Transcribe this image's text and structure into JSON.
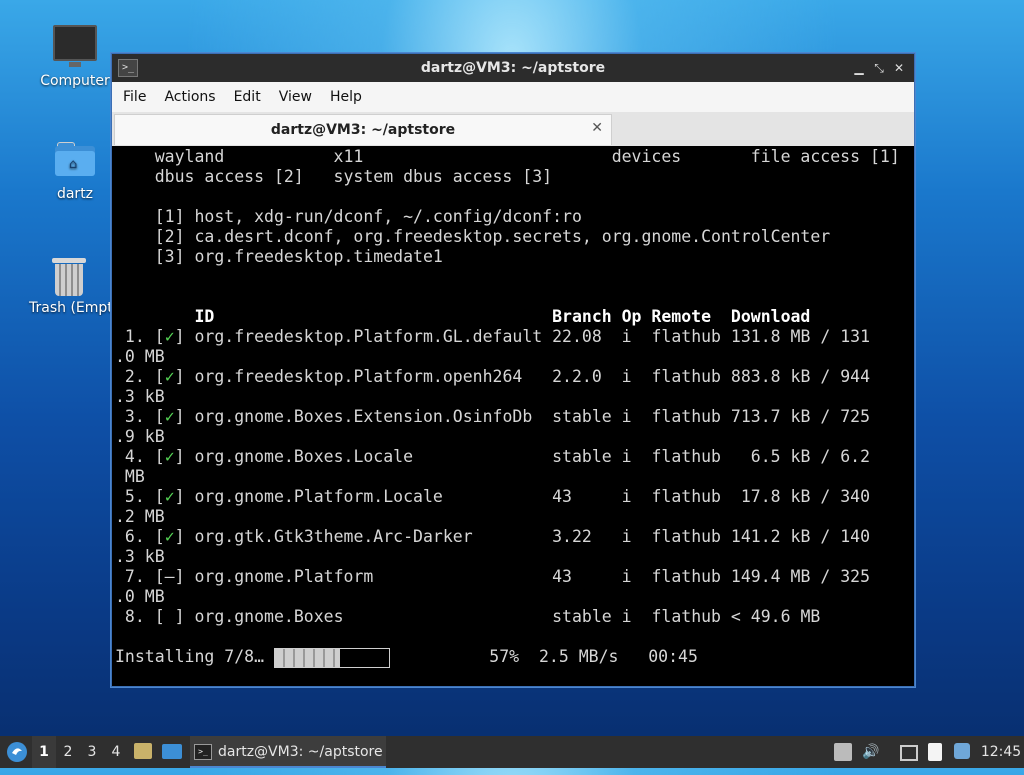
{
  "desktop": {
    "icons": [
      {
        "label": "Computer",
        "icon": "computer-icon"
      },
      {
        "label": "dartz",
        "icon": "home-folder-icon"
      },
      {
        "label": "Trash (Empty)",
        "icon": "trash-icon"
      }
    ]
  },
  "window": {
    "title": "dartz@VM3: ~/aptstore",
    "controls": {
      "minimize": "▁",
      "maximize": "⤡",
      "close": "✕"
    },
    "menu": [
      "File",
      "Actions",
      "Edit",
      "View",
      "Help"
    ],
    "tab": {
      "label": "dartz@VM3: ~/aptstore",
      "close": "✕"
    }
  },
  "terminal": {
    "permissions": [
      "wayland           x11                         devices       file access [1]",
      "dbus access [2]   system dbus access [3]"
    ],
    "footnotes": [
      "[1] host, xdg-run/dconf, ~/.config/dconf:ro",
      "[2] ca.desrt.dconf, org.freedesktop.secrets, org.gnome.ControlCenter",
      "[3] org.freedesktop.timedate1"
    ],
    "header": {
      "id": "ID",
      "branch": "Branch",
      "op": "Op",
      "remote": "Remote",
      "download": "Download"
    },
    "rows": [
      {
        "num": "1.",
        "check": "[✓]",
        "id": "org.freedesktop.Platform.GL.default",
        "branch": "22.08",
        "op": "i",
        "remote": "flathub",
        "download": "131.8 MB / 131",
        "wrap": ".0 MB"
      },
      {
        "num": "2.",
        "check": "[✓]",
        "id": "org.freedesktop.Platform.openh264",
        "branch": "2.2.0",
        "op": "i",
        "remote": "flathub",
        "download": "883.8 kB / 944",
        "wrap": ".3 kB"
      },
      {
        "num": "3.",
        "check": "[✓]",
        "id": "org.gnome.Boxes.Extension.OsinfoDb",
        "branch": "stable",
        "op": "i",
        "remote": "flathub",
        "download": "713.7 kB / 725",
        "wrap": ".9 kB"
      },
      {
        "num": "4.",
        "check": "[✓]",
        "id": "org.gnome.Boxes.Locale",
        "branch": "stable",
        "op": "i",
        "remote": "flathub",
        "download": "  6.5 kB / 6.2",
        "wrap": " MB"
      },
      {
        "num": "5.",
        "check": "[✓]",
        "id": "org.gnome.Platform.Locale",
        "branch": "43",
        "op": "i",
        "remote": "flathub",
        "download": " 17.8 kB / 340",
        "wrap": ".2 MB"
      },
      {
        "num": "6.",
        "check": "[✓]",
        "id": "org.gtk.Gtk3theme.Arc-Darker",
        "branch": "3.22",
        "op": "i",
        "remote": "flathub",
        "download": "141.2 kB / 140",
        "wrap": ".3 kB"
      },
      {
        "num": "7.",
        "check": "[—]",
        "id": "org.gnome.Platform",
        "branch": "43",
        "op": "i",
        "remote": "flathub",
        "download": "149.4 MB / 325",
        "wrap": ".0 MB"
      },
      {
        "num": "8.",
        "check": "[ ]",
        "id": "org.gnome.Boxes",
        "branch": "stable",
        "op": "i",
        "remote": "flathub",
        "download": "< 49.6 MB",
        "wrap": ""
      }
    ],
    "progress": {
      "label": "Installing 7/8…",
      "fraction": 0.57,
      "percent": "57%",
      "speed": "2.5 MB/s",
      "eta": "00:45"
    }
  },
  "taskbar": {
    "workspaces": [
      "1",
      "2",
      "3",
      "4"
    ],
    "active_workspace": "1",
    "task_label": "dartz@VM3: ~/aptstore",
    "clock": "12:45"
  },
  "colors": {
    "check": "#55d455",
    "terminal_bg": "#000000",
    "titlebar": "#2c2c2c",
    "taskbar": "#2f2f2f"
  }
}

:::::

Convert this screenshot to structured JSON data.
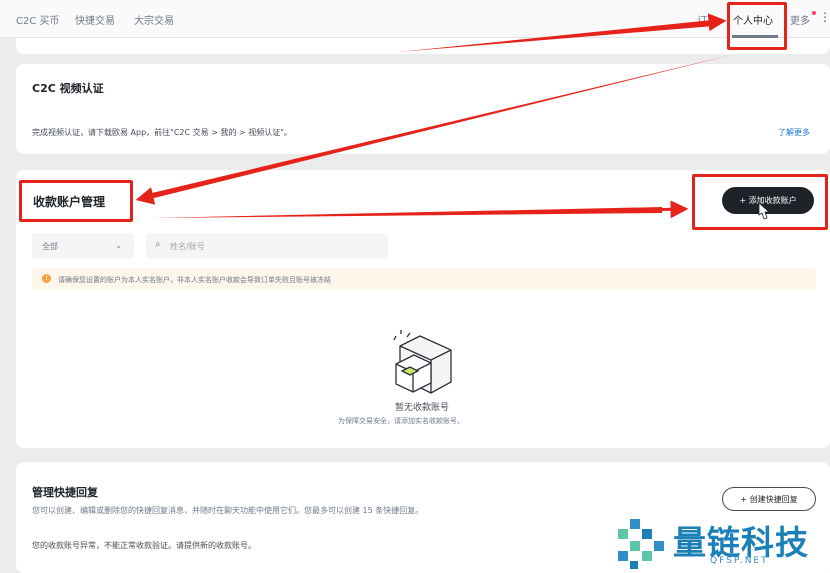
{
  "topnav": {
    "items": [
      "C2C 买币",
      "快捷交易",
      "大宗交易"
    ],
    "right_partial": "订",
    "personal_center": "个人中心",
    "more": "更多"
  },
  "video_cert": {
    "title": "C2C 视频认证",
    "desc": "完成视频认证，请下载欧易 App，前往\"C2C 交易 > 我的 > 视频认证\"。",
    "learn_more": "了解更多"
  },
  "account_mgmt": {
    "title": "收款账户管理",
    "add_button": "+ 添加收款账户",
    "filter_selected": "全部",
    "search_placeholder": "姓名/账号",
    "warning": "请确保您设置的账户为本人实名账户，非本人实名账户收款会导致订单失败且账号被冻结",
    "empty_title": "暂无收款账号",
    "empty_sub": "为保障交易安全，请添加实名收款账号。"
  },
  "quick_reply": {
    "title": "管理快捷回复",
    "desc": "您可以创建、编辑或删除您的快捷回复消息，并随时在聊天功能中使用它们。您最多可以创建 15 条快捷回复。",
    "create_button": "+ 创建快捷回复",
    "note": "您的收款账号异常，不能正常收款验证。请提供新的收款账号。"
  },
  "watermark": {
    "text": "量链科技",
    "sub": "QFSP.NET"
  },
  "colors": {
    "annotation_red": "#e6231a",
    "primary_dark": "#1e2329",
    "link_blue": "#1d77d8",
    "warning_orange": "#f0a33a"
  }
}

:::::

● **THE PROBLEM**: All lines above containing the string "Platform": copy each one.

● **SOLUTION TO THIS EXERCISE**:
        "id": "org.freedesktop.Platform.GL.default",
        "id": "org.freedesktop.Platform.openh264",
        "id": "org.gnome.Platform.Locale",
        "id": "org.gnome.Platform",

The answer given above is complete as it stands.